# The problem
From the first line to the last, reproduce the records exactly.

# Records for the task
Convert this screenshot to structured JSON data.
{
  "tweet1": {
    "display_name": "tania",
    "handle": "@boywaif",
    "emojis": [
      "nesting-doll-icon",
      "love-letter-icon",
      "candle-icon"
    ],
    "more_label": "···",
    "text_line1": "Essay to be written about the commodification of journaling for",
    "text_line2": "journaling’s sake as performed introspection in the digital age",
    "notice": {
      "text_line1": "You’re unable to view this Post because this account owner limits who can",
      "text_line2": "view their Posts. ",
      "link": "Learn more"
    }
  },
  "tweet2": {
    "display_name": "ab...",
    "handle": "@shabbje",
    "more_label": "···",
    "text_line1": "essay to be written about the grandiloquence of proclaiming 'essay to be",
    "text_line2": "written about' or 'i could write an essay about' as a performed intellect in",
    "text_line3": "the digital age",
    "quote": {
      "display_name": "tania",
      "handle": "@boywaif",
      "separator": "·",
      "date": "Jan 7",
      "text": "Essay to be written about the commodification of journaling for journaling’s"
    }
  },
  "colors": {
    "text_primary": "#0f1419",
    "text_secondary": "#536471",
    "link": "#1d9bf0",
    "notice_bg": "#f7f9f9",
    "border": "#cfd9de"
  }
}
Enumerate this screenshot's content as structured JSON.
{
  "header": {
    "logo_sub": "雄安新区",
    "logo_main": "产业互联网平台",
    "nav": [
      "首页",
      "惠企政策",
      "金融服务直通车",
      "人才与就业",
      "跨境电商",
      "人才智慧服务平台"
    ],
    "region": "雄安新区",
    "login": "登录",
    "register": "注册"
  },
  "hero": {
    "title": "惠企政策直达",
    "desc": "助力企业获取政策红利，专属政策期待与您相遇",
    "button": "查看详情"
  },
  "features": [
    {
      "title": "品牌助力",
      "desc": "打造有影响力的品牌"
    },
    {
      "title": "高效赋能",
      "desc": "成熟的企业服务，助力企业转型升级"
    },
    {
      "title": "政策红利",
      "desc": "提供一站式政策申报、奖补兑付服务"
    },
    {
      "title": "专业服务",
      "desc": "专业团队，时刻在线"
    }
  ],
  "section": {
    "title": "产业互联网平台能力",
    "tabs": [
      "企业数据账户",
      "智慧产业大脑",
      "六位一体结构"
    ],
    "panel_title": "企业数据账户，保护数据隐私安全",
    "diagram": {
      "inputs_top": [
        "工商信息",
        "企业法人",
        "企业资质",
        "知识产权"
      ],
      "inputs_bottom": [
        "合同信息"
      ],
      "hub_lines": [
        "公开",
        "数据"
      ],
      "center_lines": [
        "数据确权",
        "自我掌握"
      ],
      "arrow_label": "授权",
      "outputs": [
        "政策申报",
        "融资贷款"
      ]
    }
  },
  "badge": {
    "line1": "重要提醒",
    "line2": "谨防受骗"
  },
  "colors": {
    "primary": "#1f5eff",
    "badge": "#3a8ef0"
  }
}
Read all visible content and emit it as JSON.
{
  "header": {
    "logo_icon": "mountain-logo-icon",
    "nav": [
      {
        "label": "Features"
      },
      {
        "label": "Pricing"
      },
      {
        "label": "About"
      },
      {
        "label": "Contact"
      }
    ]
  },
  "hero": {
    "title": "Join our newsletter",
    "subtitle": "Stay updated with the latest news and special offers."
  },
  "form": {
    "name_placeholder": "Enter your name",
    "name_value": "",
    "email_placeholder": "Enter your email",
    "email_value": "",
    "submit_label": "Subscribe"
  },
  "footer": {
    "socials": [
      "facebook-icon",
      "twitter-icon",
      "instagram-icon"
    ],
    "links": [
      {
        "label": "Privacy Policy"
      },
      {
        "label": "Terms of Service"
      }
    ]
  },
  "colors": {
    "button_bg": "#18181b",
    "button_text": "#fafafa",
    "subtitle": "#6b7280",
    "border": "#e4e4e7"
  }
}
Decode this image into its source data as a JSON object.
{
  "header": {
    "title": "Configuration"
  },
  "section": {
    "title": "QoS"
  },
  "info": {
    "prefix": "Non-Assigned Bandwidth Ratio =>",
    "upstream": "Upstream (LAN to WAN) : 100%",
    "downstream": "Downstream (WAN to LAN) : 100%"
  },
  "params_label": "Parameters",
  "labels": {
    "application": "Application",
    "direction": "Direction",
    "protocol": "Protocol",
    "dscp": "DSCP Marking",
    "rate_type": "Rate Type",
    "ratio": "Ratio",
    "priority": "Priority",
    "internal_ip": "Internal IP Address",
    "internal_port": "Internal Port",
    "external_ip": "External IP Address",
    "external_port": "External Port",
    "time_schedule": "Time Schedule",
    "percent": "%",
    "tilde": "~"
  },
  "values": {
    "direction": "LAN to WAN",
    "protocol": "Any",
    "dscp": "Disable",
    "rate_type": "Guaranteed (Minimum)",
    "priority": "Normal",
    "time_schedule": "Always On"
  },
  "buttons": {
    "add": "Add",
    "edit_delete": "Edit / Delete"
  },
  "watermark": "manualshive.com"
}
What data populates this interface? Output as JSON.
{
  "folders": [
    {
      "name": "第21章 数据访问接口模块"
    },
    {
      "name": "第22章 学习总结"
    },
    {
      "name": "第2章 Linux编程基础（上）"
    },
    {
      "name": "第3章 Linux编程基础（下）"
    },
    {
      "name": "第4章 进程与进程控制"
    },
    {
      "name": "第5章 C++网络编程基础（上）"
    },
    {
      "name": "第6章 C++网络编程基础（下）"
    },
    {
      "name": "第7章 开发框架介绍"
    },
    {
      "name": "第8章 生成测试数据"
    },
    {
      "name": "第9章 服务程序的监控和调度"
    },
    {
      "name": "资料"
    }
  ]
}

# Answer
Convert this screenshot to structured JSON data.
{
  "tweet1": {
    "display_name": "tania",
    "handle": "@boywaif",
    "emojis": [
      "nesting-doll-icon",
      "love-letter-icon",
      "candle-icon"
    ],
    "more_label": "···",
    "text_line1": "Essay to be written about the commodification of journaling for",
    "text_line2": "journaling’s sake as performed introspection in the digital age",
    "notice": {
      "text_line1": "You’re unable to view this Post because this account owner limits who can",
      "text_line2": "view their Posts. ",
      "link": "Learn more"
    }
  },
  "tweet2": {
    "display_name": "ab...",
    "handle": "@shabbje",
    "more_label": "···",
    "text_line1": "essay to be written about the grandiloquence of proclaiming 'essay to be",
    "text_line2": "written about' or 'i could write an essay about' as a performed intellect in",
    "text_line3": "the digital age",
    "quote": {
      "display_name": "tania",
      "handle": "@boywaif",
      "separator": "·",
      "date": "Jan 7",
      "text": "Essay to be written about the commodification of journaling for journaling’s"
    }
  },
  "colors": {
    "text_primary": "#0f1419",
    "text_secondary": "#536471",
    "link": "#1d9bf0",
    "notice_bg": "#f7f9f9",
    "border": "#cfd9de"
  }
}
Enumerate this screenshot's content as structured JSON.
{
  "header": {
    "logo_sub": "雄安新区",
    "logo_main": "产业互联网平台",
    "nav": [
      "首页",
      "惠企政策",
      "金融服务直通车",
      "人才与就业",
      "跨境电商",
      "人才智慧服务平台"
    ],
    "region": "雄安新区",
    "login": "登录",
    "register": "注册"
  },
  "hero": {
    "title": "惠企政策直达",
    "desc": "助力企业获取政策红利，专属政策期待与您相遇",
    "button": "查看详情"
  },
  "features": [
    {
      "title": "品牌助力",
      "desc": "打造有影响力的品牌"
    },
    {
      "title": "高效赋能",
      "desc": "成熟的企业服务，助力企业转型升级"
    },
    {
      "title": "政策红利",
      "desc": "提供一站式政策申报、奖补兑付服务"
    },
    {
      "title": "专业服务",
      "desc": "专业团队，时刻在线"
    }
  ],
  "section": {
    "title": "产业互联网平台能力",
    "tabs": [
      "企业数据账户",
      "智慧产业大脑",
      "六位一体结构"
    ],
    "panel_title": "企业数据账户，保护数据隐私安全",
    "diagram": {
      "inputs_top": [
        "工商信息",
        "企业法人",
        "企业资质",
        "知识产权"
      ],
      "inputs_bottom": [
        "合同信息"
      ],
      "hub_lines": [
        "公开",
        "数据"
      ],
      "center_lines": [
        "数据确权",
        "自我掌握"
      ],
      "arrow_label": "授权",
      "outputs": [
        "政策申报",
        "融资贷款"
      ]
    }
  },
  "badge": {
    "line1": "重要提醒",
    "line2": "谨防受骗"
  },
  "colors": {
    "primary": "#1f5eff",
    "badge": "#3a8ef0"
  }
}
Read all visible content and emit it as JSON.
{
  "header": {
    "logo_icon": "mountain-logo-icon",
    "nav": [
      {
        "label": "Features"
      },
      {
        "label": "Pricing"
      },
      {
        "label": "About"
      },
      {
        "label": "Contact"
      }
    ]
  },
  "hero": {
    "title": "Join our newsletter",
    "subtitle": "Stay updated with the latest news and special offers."
  },
  "form": {
    "name_placeholder": "Enter your name",
    "name_value": "",
    "email_placeholder": "Enter your email",
    "email_value": "",
    "submit_label": "Subscribe"
  },
  "footer": {
    "socials": [
      "facebook-icon",
      "twitter-icon",
      "instagram-icon"
    ],
    "links": [
      {
        "label": "Privacy Policy"
      },
      {
        "label": "Terms of Service"
      }
    ]
  },
  "colors": {
    "button_bg": "#18181b",
    "button_text": "#fafafa",
    "subtitle": "#6b7280",
    "border": "#e4e4e7"
  }
}
Decode this image into its source data as a JSON object.
{
  "header": {
    "title": "Configuration"
  },
  "section": {
    "title": "QoS"
  },
  "info": {
    "prefix": "Non-Assigned Bandwidth Ratio =>",
    "upstream": "Upstream (LAN to WAN) : 100%",
    "downstream": "Downstream (WAN to LAN) : 100%"
  },
  "params_label": "Parameters",
  "labels": {
    "application": "Application",
    "direction": "Direction",
    "protocol": "Protocol",
    "dscp": "DSCP Marking",
    "rate_type": "Rate Type",
    "ratio": "Ratio",
    "priority": "Priority",
    "internal_ip": "Internal IP Address",
    "internal_port": "Internal Port",
    "external_ip": "External IP Address",
    "external_port": "External Port",
    "time_schedule": "Time Schedule",
    "percent": "%",
    "tilde": "~"
  },
  "values": {
    "direction": "LAN to WAN",
    "protocol": "Any",
    "dscp": "Disable",
    "rate_type": "Guaranteed (Minimum)",
    "priority": "Normal",
    "time_schedule": "Always On"
  },
  "buttons": {
    "add": "Add",
    "edit_delete": "Edit / Delete"
  },
  "watermark": "manualshive.com"
}
What data populates this interface? Output as JSON.
{
  "folders": [
    {
      "name": "第21章 数据访问接口模块"
    },
    {
      "name": "第22章 学习总结"
    },
    {
      "name": "第2章 Linux编程基础（上）"
    },
    {
      "name": "第3章 Linux编程基础（下）"
    },
    {
      "name": "第4章 进程与进程控制"
    },
    {
      "name": "第5章 C++网络编程基础（上）"
    },
    {
      "name": "第6章 C++网络编程基础（下）"
    },
    {
      "name": "第7章 开发框架介绍"
    },
    {
      "name": "第8章 生成测试数据"
    },
    {
      "name": "第9章 服务程序的监控和调度"
    },
    {
      "name": "资料"
    }
  ]
}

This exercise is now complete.